However, unlike COTA, SLP, Special Ed, etc....the path to a career in Nursing is confusing and seemingly full of a lot of charlatans selling snake-oil.

I have a Bachelor's from 11 years ago in Political Science from Oregon. I just moved back to Arizona to take care of my aging mother. I'm reading everything from things saying "There is a huge and growing need for RNs in Arizona" to "It's very difficult to find jobs as a new RN"

But I'm fresh. I have a little time to put in here and my overhead is low. So I can make the right path now, rather than regretting a hasty decision.

What programs should I consider and what should I avoid. It SEEMS like I could get an ASN for a reasonable price, even with out of state tuition, at one of the community colleges, then at some point after getting some experience, do an RN to BSN program. Are the programs challenging to get into? I have heard issues of years of waiting lists and heavy competition, from friends in other states who became RNs.

It also seems like there are a ton of nursing programs out here....are there jobs for recent grads (who are also older and male?)?

The private colleges seem obscenely expensive as well, and that I find confusing. (I could get a law degree at ASU for almost less than a BSN at Carrington, I think. Not that I would.)

Is there any guidance for me? What should I consider? What do you wish you had done? Where can I set myself up for success?

Thank you all very much!

Been there,done that, ASN, RN

Has 33 years experience.

The quickest , least expensive route to nursing is an ASN degree from your community college. As far as jobs out there? That is something only time can tell. I personally feel that once us baby boomers retire.. a new nursing shortage will emerge.

WKShadowNP, DNP, APRN

Specializes in Hospital medicine; NP precepting; staff education. Has 20 years experience.

The quickest , least expensive route to nursing is an ASN degree from your community college. As far as jobs out there? That is something only time can tell. I personally feel that once us baby boomers retire.. a new nursing shortage will emerge.

BTDT, thank you for all you do. :)

joanna73, BSN, RN

Specializes in geriatrics.

If you are willing to be flexible, if you are willing to consider relocation, and if you can make some connections at your clinical placements you will eventually find work. Sometimes it takes 6 months or more, but there are jobs out there.

Mavrick, BSN, RN

Specializes in 15 years in ICU, 22 years in PACU. Has 30 years experience.

Check your local job ads to see if the "BSN required or preferred" mentality has taken hold in your area. If ASN nurses are still being hired, then by all means snag an associates degree from your local CC, start working as an RN then decide if you need the BSN. Your colleagues will tell you if and where to get it.

Agreed, private (and Investor-owned) colleges are obscenely expensive.

Being a little older and male will not be a deterrent. If you were 50+ there is a slippery slope being a new grad and looking for work in a competitive market. Experienced nurses not so much.

Mavrick, BSN, RN
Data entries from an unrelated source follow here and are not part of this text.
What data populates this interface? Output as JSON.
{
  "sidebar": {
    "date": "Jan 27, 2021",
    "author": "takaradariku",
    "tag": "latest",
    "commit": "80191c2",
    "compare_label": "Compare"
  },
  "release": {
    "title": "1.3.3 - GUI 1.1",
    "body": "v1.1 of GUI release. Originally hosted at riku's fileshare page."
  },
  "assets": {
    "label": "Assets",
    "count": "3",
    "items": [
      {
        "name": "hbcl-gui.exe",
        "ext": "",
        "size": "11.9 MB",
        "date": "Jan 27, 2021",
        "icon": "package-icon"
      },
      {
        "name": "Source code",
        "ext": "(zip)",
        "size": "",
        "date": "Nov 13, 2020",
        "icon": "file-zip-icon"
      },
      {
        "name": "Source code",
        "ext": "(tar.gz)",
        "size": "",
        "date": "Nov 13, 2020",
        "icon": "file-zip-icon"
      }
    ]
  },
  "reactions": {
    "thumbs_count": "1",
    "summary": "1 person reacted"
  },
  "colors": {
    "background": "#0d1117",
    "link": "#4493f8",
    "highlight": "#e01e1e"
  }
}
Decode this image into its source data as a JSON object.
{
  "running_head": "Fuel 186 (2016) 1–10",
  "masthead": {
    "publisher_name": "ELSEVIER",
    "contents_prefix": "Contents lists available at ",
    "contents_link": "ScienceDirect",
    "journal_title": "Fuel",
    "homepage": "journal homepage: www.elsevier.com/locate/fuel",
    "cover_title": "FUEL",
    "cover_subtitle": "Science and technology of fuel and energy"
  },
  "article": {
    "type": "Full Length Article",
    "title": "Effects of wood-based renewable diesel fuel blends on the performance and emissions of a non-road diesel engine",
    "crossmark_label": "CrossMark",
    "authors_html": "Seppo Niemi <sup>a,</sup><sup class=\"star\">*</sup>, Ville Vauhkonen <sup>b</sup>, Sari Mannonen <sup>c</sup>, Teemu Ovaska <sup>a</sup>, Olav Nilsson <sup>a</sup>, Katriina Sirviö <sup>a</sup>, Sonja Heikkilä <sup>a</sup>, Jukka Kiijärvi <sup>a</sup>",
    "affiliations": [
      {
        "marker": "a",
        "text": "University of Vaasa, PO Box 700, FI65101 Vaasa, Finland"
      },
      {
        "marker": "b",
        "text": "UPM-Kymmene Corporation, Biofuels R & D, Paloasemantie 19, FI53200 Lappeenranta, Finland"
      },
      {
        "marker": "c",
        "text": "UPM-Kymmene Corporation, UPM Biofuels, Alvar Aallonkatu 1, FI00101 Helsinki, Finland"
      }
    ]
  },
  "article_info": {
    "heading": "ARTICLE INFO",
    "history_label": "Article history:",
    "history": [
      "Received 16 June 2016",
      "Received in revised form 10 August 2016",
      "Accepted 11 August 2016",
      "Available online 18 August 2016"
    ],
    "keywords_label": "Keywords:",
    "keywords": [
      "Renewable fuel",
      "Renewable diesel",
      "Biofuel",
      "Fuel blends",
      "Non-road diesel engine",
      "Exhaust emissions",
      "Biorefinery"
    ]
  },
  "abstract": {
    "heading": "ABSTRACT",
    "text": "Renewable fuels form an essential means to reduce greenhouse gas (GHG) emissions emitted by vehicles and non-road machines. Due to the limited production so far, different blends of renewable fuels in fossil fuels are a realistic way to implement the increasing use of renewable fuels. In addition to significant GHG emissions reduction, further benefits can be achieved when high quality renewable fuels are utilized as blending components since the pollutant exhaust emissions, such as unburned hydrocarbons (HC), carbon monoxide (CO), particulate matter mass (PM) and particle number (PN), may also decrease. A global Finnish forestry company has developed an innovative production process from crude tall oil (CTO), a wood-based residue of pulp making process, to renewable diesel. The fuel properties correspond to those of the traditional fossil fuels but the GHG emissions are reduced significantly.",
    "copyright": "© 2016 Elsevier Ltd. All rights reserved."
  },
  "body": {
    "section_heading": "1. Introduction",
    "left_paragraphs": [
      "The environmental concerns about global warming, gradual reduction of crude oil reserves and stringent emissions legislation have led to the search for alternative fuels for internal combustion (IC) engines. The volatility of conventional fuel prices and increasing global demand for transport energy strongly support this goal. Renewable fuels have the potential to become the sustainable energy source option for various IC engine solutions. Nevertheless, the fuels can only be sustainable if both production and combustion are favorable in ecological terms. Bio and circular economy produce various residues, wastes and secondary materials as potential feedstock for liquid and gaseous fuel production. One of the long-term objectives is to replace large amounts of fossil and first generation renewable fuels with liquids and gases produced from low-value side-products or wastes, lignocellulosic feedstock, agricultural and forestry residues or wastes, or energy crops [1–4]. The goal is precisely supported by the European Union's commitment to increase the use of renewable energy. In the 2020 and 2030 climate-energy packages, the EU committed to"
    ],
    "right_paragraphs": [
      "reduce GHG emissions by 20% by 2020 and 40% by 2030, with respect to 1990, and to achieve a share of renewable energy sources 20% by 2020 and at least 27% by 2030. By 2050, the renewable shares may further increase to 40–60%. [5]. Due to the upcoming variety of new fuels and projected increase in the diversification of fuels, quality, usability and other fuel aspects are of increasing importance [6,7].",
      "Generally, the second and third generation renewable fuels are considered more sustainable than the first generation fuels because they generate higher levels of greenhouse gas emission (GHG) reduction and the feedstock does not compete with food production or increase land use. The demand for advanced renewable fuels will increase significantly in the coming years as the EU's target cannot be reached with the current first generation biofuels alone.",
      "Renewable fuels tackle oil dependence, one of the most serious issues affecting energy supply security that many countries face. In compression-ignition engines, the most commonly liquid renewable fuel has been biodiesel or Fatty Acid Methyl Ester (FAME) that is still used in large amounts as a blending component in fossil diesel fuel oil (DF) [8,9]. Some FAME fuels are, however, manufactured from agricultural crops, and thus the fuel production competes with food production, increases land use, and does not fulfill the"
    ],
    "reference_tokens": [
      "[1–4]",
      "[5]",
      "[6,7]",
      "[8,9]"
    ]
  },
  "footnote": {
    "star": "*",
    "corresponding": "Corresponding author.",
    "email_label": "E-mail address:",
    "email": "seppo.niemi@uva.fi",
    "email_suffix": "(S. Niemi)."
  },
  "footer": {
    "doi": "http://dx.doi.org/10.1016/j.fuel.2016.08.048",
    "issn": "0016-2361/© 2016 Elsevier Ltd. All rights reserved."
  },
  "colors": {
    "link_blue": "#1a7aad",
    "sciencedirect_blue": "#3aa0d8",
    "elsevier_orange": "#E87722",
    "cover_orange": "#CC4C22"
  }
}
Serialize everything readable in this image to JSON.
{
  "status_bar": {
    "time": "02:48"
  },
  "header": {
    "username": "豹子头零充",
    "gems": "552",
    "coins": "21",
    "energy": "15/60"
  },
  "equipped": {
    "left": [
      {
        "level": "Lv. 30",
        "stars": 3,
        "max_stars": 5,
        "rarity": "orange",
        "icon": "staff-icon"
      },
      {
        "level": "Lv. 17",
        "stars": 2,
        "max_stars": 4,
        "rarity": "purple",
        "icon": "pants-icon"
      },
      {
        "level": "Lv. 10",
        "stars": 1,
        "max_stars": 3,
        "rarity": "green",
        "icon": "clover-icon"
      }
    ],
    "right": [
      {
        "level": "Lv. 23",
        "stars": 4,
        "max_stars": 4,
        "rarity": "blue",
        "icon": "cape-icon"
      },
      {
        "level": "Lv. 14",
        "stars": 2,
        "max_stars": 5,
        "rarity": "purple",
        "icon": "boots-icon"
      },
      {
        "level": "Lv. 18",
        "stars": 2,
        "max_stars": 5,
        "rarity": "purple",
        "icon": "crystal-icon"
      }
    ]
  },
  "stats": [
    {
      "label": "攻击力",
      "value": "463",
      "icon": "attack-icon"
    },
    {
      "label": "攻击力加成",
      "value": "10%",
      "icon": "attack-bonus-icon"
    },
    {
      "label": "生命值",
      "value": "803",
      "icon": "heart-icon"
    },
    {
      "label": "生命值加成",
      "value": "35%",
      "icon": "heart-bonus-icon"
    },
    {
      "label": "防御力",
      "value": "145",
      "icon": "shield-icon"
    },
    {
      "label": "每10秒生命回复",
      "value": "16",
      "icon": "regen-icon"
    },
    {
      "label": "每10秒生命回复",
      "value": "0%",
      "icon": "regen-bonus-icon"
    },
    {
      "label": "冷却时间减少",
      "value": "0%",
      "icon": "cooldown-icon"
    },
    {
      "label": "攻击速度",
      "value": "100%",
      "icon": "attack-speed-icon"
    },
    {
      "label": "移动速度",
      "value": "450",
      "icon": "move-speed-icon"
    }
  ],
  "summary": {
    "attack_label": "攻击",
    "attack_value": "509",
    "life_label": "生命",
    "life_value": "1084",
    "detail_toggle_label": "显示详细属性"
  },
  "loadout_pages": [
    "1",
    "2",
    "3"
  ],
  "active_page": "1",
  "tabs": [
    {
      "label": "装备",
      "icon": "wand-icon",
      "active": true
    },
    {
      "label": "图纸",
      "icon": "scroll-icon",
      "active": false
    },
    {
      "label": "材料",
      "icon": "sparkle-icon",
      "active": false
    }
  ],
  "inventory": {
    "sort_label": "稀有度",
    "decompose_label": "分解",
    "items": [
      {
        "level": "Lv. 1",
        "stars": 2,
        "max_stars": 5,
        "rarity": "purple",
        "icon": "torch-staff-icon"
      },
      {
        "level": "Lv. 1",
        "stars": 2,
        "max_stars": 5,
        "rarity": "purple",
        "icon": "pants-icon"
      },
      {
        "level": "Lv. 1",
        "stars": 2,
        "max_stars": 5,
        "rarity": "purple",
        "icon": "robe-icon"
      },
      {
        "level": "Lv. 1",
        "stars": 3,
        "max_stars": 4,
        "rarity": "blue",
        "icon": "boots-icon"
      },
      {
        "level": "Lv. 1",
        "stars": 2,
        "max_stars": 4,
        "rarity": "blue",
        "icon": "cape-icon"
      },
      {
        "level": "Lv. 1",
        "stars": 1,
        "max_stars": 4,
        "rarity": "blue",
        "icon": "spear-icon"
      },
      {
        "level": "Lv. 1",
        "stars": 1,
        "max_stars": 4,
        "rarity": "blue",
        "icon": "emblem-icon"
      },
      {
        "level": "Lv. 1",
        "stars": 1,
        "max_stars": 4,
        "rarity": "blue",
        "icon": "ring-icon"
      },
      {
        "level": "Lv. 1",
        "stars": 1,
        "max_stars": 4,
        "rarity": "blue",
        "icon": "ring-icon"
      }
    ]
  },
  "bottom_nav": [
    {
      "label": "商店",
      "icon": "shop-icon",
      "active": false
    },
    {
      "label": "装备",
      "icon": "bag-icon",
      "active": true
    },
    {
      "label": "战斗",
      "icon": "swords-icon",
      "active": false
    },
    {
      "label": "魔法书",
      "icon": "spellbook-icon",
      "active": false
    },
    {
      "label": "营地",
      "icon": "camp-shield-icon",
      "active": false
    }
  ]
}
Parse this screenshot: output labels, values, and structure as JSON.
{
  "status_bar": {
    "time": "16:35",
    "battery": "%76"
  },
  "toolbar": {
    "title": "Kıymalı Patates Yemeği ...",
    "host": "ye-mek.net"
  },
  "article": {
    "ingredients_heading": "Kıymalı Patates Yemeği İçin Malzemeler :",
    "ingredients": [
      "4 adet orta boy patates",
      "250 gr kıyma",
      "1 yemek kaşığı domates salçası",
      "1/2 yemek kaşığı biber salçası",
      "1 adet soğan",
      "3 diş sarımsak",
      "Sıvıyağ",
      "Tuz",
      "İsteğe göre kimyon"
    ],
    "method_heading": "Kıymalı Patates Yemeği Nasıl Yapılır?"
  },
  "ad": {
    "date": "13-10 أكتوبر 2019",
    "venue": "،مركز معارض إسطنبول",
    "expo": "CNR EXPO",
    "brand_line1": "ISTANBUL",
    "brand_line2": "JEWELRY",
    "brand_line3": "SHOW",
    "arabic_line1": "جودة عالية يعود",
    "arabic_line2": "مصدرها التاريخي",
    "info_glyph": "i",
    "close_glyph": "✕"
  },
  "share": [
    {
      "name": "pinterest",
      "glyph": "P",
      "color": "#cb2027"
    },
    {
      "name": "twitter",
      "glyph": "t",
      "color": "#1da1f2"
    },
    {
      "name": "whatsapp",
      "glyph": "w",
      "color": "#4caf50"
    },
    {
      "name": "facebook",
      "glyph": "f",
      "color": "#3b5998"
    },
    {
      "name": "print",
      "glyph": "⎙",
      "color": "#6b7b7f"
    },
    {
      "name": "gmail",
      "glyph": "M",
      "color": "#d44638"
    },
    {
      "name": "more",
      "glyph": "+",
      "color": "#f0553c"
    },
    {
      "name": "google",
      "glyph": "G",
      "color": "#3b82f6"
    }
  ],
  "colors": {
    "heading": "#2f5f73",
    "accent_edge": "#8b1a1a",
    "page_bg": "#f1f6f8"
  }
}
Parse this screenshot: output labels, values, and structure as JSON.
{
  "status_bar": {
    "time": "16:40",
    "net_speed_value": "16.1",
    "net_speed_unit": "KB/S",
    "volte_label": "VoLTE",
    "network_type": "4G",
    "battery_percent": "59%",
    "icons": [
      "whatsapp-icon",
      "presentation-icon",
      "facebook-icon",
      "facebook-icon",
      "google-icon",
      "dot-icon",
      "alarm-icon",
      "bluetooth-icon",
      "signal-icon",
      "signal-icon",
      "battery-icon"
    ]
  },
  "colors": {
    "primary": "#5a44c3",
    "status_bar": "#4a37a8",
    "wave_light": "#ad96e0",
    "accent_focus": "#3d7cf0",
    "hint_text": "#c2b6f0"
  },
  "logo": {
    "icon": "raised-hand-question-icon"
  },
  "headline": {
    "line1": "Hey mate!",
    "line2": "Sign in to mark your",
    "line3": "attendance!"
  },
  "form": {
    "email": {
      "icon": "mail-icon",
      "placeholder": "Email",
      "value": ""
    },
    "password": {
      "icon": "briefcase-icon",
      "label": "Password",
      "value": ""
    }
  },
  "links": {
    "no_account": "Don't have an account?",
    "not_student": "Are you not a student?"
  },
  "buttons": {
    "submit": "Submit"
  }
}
Specializes in 15 years in ICU, 22 years in PACU. Has 30 years experience.

The quickest , least expensive route to nursing is an ASN degree from your community college. As far as jobs out there? That is something only time can tell. I personally feel that once us baby boomers retire.. a new nursing shortage will emerge.

Really?? I'm going to get to retire????? I'm feelin' palpitations.

ThePrincessBride, BSN

Specializes in Med-Surg, NICU. Has 6 years experience.

Really?? I'm going to get to retire????? I'm feelin' palpitations.

About 70 percent of baby boomers have nothing saved in retirement. I think most will work until they croak or become physically disabled.